[Your assignment]
Determine how many lines in the entries below hold "person". Respond with that number only.
= = = = = = =
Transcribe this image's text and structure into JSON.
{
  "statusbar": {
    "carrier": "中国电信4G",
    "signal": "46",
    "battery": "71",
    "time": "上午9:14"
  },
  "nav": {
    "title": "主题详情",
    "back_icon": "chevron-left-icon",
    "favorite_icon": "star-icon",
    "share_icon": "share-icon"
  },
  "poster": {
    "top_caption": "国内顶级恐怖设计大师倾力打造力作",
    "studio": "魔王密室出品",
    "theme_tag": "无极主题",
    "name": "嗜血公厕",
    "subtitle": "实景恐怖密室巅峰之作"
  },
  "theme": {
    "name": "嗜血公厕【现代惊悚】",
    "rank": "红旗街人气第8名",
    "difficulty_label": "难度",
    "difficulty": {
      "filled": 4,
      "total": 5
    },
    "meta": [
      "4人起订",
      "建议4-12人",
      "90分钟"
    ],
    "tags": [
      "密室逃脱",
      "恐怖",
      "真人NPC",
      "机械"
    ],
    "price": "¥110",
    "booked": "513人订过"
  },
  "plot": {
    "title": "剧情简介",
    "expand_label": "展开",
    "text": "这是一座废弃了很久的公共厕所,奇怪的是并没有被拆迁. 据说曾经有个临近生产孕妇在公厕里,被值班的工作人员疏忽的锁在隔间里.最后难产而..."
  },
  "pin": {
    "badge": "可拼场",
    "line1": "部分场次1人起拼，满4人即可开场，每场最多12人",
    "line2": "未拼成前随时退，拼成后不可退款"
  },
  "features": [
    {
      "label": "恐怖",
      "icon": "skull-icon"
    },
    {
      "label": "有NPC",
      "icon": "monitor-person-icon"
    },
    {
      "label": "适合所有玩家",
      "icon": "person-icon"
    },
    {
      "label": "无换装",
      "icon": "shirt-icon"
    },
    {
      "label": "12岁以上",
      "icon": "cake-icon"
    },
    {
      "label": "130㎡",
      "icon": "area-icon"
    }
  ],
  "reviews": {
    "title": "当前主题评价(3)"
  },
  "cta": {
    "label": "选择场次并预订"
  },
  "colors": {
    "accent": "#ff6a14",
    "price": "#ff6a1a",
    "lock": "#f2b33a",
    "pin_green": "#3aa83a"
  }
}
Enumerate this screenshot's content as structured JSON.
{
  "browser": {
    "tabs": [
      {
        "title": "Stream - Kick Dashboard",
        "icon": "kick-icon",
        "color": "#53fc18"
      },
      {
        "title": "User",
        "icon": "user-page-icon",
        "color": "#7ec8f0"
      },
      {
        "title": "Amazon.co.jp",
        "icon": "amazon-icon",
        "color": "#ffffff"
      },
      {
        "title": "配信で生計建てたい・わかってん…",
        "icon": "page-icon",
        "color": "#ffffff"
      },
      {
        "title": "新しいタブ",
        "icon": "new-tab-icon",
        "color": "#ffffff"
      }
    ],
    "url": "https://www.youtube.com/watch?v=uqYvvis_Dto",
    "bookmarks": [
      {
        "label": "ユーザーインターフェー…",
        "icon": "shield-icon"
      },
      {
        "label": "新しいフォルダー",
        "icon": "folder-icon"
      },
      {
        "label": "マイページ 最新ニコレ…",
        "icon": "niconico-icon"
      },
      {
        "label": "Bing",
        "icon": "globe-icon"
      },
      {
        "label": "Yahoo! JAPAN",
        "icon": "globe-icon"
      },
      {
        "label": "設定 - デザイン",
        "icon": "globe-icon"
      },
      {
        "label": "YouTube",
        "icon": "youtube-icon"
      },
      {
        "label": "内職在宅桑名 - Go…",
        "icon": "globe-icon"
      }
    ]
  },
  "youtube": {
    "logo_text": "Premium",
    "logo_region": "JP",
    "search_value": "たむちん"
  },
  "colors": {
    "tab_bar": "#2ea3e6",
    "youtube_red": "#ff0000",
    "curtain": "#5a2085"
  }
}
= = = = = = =
[Exercise result]
2